With great excitement and anticipation, we kicked off The Information Literacy Spaces project last week with our first hui held at the beautiful Massey University Manawatū campus. We are a mix of enthusiastic educators, researchers and librarians from both the secondary and tertiary sectors and the two days produced animated discussions, developed a shared understanding and initiated potential collaborations.  All of this bodes well for successful outcomes of our work together!

A key part of this action research project, as Lisa mentioned in her blog post last week, is collaboration and partnership and together, we laid the groundwork for the next steps which include surveying the current information literacy (IL) landscape and creating a foundation for research.

Some of our best discussions took place around how the Information Literacy Rubric can be used both as a source of information about students’ current Information literacy skills and as a valuable teaching resource.

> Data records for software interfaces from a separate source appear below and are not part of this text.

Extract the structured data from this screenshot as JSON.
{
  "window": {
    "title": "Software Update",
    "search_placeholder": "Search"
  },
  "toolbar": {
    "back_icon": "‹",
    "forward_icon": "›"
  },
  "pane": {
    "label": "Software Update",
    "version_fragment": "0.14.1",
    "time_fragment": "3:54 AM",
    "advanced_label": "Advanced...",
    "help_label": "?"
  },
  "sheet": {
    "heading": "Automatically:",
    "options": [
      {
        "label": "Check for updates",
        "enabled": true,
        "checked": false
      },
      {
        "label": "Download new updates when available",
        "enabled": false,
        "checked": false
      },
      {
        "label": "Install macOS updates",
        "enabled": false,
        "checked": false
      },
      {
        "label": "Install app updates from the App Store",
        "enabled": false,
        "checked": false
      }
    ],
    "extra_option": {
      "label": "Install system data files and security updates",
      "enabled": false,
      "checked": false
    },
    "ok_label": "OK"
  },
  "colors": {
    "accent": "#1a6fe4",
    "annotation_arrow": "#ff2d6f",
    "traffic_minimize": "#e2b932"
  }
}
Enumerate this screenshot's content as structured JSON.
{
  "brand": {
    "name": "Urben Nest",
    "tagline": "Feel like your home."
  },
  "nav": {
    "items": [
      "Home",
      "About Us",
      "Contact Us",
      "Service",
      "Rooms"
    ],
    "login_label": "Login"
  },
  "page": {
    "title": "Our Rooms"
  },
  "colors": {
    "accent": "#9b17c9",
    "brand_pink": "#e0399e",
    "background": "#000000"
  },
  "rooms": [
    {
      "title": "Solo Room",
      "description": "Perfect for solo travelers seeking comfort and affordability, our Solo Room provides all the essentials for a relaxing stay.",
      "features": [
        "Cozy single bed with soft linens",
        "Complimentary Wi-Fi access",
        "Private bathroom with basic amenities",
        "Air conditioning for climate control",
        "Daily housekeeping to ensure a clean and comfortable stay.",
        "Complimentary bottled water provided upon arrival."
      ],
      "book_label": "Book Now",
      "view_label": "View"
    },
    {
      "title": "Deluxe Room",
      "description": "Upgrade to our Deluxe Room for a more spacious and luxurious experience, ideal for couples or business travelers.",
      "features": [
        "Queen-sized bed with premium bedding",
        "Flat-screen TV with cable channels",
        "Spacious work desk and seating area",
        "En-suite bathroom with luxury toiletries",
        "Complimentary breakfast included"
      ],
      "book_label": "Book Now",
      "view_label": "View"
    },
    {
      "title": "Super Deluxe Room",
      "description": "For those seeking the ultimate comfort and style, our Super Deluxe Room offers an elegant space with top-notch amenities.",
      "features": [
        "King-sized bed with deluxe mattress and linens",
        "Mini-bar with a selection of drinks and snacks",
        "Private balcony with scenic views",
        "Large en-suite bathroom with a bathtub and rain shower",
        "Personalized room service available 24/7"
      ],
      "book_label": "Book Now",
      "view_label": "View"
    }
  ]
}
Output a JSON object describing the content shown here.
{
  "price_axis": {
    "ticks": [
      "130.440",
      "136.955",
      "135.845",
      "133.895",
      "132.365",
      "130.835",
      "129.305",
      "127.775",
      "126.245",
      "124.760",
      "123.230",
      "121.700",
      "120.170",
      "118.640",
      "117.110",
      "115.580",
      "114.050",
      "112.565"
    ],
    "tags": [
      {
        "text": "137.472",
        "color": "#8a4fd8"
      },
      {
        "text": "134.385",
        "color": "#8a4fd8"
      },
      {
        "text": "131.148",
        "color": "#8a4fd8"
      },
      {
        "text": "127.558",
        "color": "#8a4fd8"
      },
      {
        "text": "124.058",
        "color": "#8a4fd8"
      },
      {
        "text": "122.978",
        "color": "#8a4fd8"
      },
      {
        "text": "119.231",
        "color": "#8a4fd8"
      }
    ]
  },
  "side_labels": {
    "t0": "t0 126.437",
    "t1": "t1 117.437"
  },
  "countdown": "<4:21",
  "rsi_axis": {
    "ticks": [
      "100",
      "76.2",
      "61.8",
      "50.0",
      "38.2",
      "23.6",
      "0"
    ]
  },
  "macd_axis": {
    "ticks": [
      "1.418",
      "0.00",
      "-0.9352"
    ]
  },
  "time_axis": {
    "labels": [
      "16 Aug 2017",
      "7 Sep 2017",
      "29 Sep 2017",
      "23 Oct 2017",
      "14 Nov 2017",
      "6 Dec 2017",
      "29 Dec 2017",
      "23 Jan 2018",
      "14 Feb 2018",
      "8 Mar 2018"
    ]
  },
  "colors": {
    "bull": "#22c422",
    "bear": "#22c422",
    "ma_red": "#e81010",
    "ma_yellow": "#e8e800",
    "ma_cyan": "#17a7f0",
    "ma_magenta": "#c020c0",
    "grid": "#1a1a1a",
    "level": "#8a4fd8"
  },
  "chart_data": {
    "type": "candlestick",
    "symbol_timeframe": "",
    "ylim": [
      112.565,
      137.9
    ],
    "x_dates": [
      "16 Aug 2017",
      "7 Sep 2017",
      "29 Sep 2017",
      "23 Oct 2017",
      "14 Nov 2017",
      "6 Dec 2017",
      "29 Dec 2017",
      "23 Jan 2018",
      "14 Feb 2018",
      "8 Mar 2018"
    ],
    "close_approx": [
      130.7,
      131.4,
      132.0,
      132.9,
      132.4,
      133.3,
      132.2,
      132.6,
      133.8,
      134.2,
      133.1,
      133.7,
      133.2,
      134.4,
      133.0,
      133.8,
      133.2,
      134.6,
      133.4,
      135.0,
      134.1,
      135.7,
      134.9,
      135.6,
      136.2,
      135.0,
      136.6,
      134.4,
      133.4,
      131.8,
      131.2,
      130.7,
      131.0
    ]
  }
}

Teachers who were part of a previous TLRI funded project on IL and transition to tertiary study shared their feedback and experiences of using the rubric in the classroom with those for whom the rubric is completely new, and we discussed some of the changes that have been made to the latest version of the rubric. We are almost ready to share a new online rubric version with our participating schools. This latest version will incorporate previous feedback and the ideas discussed during the hui.


Another focus was on developing a national survey of IL skills perception, which is to be rolled out to all vested parties later in the year. Results from this will be used to get an understanding of how information literacy is currently placed in schools and tertiary institutions and how librarians and teaching staff work together to encourage IL skills in their students. Incorporating the feedback from the team last week, the survey will be honed and piloted over the next few weeks through the interviews with staff from our participating schools around the country.

We also took the opportunity to begin developing a shared understanding of IL skills through a workshop for secondary teachers and librarians, identifying the implicit IL skills required for assessments at Level 2 & 3 NCEA and making the teaching of those explicit for our team – a good place to begin meaningful learning conversations between colleagues.


After we reflected on our time together, it became clear that our hui had ignited a shared passion and excitement for the project, how that may develop in our own schools and how we might eventually affect the provision of IL skills for students all around New Zealand. Bring it on!